Distillation is a method commonly used by the cannabis and hemp industry to further purify extracted crude oil. After all unwanted materials are removed during the extraction process, the purest form of crude oil remains. Other post-processing steps, such as winterization, filtration, and decarboxylation, are also usually completed before distillation is performed.
Distillation finally converts the crude oil into a pure product (e.g. THC or CBD distillate) which is transparent, odorless, tasteless and has a sticky consistency. In this process, a solution is heated to steam and condensed back to a liquid, where CBD and other cannabinoids and terpenes have been separated from less desirable compounds, such as fats, waxes, and pigments. This method can be used to separate components with different boiling points from the original substance. There are several variations of this process, all of which depend on the components and the temperature and pressure of the system.
Distillation may require several passes to remove all unwanted compounds before producing the intended final product. The first pass usually removes low boiling point volatiles. A second pass focuses on distilling the desired cannabinoids and removes other impurities such as waxes, sugars, and leftover plant material. This produces distillates with a concentration of 88-99% CBD or CBG.
Optionally, they are completely THC free or have a minimal THC residual of less than 0.2%. The distillate can be added to many drinks and edibles without spoiling their taste. This avoids complicated and time-consuming cooking processes. It is also becoming increasingly important as an ingredient in creams and oils. Due to its high potency, the distillate can also be administered in medical applications to patients who require a particularly high dose of cannabinoids. With the use of pure substances, in some cases one can also escape allergic reactions to other substances contained in the plant.
Multiple passes may be required, especially if a company does not use a winterization process for its products. Winterization removes all impurities such as fats and waxes from the initial oil extraction. Without this process, these impurities remain in the solution and must be removed during distillation to produce a pure end product.
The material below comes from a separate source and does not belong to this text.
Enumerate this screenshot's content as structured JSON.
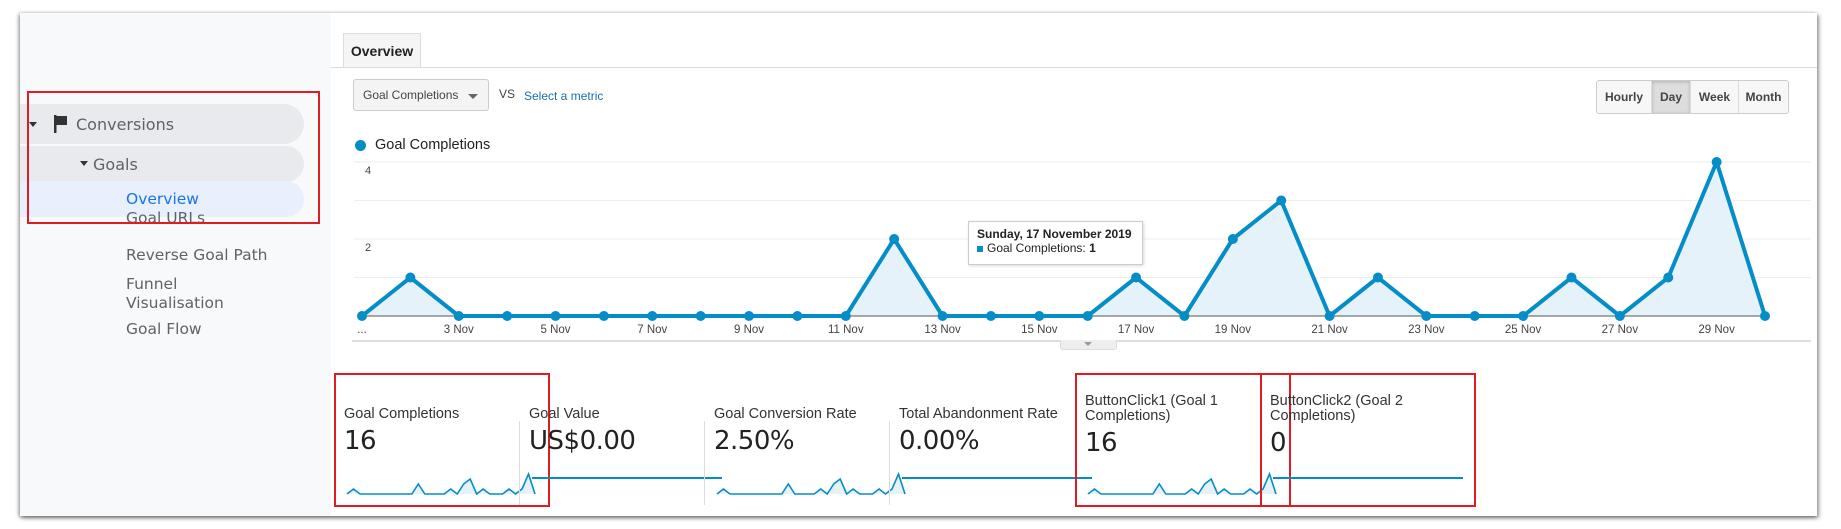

The different boiling or evaporation temperatures consequently play an essential role in the distillation process of the respective components of cannabis and hemp extracts. For example, THC boils at 155°C and thus vaporizes earlier than CBD, which boils at 165°C. Most terpenes vaporize at lower temperatures, while most minor cannabinoids boil at higher temperatures. Fats, waxes, and other undesirable compounds always boil at higher temperatures - but these can also produce undesirable compounds like benzene. To prevent this, we distill CBD in high vacuum, where we use much lower temperatures - between 0°C -100°C. In this way, we prevent burns and the formation of toxic chemicals.
The distillation process removes all unwanted ingredients and leaves the product with what the producer needs for their final product. The cannabis plant has inherently inconsistent and unpredictable characteristics. Depending on the strains and the development within the strains, the taste, smell, and THC/CBD potency of the plant can vary greatly. These inconsistencies inevitably bleed into any final product, causing undesirable variations. To produce a consistent product, the THC and CBD cannabinoids can be isolated by distillation, separated from the other cannabis components, and then infused into the product.
Flavors and other active ingredients can be added back into the distillate in a controlled manner. Manufacturers thus have the ability to modify the flavor, odor and potency of the distillate as desired, ensuring product consistency for the end user. One disadvantage here is that the so-called "entourage effect" does not occur in distillates with artificially combined components.